(EXCERPTED RECORDS)

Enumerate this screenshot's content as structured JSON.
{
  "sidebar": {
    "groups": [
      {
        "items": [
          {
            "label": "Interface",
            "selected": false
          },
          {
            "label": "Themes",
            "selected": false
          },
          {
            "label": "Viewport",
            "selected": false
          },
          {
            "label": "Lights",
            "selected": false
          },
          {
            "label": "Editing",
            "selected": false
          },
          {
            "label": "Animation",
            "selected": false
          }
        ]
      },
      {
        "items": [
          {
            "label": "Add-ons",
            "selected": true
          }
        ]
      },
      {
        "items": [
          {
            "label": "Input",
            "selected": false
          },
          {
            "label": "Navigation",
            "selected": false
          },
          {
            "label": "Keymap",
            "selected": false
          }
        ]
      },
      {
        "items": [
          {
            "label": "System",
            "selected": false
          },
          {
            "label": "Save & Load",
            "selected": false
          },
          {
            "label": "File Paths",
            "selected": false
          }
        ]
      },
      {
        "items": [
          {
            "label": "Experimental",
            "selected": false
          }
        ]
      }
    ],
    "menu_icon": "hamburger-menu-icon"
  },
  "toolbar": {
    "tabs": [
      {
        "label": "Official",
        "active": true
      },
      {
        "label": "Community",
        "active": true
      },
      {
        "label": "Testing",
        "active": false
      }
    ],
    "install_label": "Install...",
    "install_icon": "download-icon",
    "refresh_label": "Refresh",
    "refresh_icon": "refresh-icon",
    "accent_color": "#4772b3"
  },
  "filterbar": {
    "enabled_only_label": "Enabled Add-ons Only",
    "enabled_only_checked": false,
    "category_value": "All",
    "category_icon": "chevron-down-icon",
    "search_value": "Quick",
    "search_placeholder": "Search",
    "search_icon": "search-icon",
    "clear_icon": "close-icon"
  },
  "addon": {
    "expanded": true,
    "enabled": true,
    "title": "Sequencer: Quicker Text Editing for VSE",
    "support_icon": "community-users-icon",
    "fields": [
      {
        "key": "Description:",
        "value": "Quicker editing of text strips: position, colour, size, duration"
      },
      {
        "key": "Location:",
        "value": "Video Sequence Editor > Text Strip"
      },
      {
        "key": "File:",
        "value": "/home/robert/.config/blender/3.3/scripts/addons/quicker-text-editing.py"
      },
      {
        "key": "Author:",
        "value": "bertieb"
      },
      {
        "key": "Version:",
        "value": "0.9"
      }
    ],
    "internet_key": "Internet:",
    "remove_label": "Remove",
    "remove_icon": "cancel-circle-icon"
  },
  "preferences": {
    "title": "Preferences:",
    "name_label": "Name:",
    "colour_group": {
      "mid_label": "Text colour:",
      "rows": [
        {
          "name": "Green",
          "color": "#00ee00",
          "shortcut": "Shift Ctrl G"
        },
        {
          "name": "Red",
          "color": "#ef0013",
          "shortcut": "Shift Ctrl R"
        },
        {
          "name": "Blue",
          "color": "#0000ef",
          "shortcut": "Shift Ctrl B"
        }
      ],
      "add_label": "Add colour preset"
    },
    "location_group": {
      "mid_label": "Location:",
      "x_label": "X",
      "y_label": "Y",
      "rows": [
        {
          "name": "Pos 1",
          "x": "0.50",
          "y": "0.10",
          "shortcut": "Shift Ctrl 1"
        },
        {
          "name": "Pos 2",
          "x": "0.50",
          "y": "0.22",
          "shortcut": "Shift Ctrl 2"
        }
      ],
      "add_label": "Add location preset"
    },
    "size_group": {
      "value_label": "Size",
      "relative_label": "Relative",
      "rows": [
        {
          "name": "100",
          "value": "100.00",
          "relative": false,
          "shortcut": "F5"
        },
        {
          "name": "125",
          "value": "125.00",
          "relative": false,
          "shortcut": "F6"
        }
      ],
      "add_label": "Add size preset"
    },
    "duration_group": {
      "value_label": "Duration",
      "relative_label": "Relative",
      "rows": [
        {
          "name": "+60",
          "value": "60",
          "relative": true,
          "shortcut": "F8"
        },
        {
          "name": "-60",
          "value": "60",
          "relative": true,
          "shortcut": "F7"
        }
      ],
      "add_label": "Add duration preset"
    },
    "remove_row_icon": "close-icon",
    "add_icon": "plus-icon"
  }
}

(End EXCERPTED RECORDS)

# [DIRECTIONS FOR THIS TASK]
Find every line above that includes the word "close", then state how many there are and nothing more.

# [ANSWER TO THIS EXERCISE]
2